You probably know the basics of how your body keeps itself cool in hot weather. Your sweat glands produce perspiration, which has the effect of cooling off your body. This is an effective cooling tactic, but heatstroke is still a danger to humans. So you can imagine how much more of a danger the heat poses for your dog, who doesn't have sweat glands, except in their paws, and who is limited mostly to panting as a way to keep cool. Heatstroke is a real risk for dogs during the hottest months of the year, and it can be fatal in some cases. Take a look at some of the important things you should do to keep your dog safe from the summer heat.
1. Provide Plenty of Opportunities for Hydration
It's not enough for your dog to just have a water bowl indoors with their food. When your dog is playing outside, they need to have water there too. Find a shaded area to place your dog's water bowl in so that it doesn't get too hot. You may also want to try mixing half ice, and half cool water in a bowl meant for the outdoors. This will keep the water cool longer.
Don't forget to bring water along when you and your pet leave home. Whether you're headed out to the dog park, running errands, or just going for a long walk, you should bring a bottle or thermos of water for your dog (as well as one for yourself!) and a container for your dog to drink from.
2. Plan to Walk During Cooler Hours
Your dog needs exercise during the summer just as much as they do during other times of the year. But they don't necessarily need to be out in the middle of the day. Plan to take walks with your dog during the coolest hours of the day – early in the morning or close to sunset. You can even take walks after dark.

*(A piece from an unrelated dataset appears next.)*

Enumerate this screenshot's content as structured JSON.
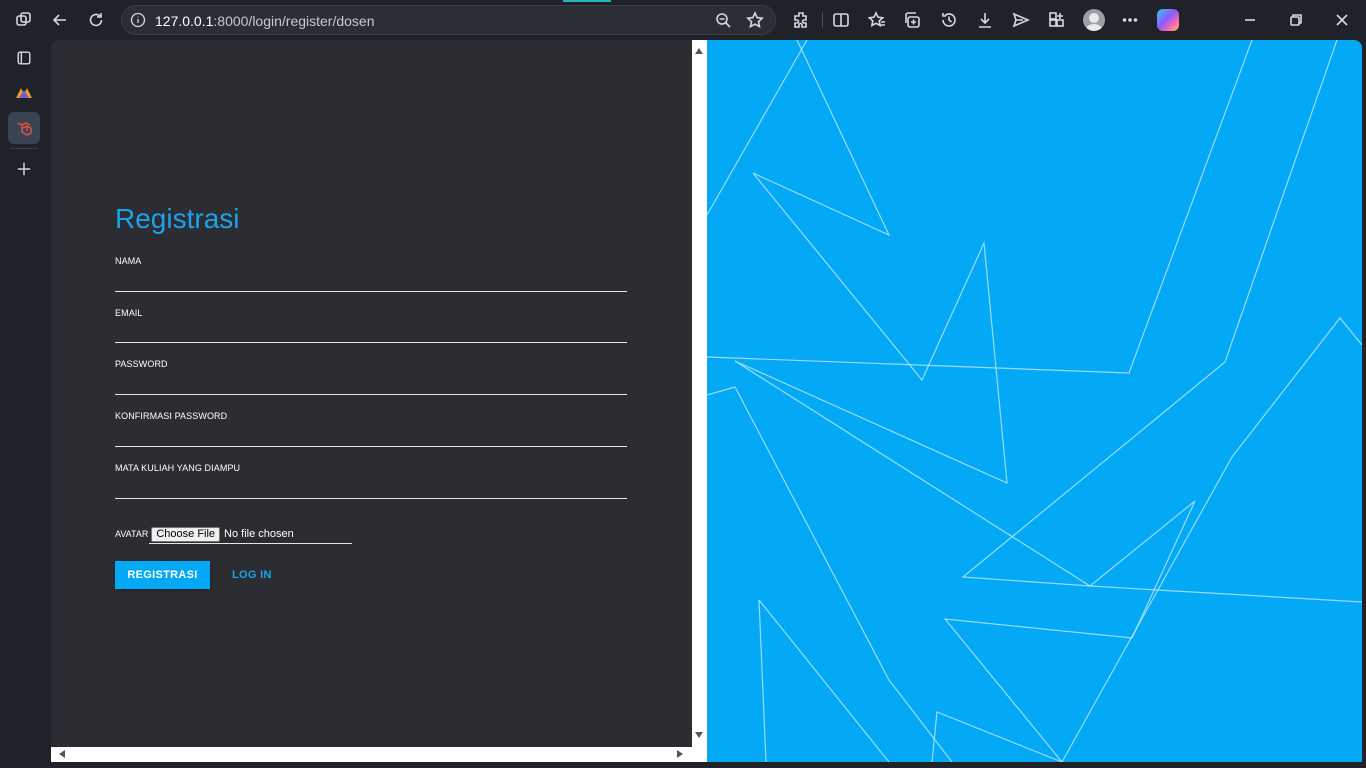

During the summer months, it's also important to make sure that you're walking your dog in the grass, not on the pavement. The sidewalk and road can get incredibly hot in the summer, and the extreme heat will burn your dog's paws.
3. Know The Signs of Heatstroke
Overheating can turn into heatstroke very quickly, and that can be dangerous to your dog's heart, brain, and other organs. Signs of heatstroke can include heavy panting, excessive thirst, drooling, vomiting, staggering, bright red tongue or gums, glazed eyes, weakness, and seizures.
If you think your dog is overheated or showing signs of heatstroke, move them to a cool (preferably air-conditioned) space right away. Offer small amounts of water to drink – a large amount might cause vomiting. Take your dog's temperature if possible, then use cool, but not cold water to begin cooling their body. Concentrate on their head, neck, and underneath their front and back legs. Call your veterinarian (or, if possible, have someone else do it while you stay with your pet), describe your dog's condition, and ask for instructions.
Keep in mind that you should never leave your pet in a hot car or other small enclosed space, during the summer or at any other time. Be aware of your dog's vulnerability to heat and discuss your summer safety plans with your veterinarian. For more information, check out a website like http://www.emergencypetclinics.com.Share
29 April 2018
Hello, my name is Marissa. Welcome to my site about veterinarians. I decided to buy myself a puppy for the holidays. I searched my community for a breeder and picked up my puppy right away. Unfortunately, within a day, I noticed my puppy was not feeling well. The poor animal picked up a virus on the way home due to the lack of proper vaccinations. The vet was able to save my puppy and give her all the correct vaccinations. I will use this site to explore viruses and other conditions that vets prevent through precisely timed vaccination schedules. Thanks.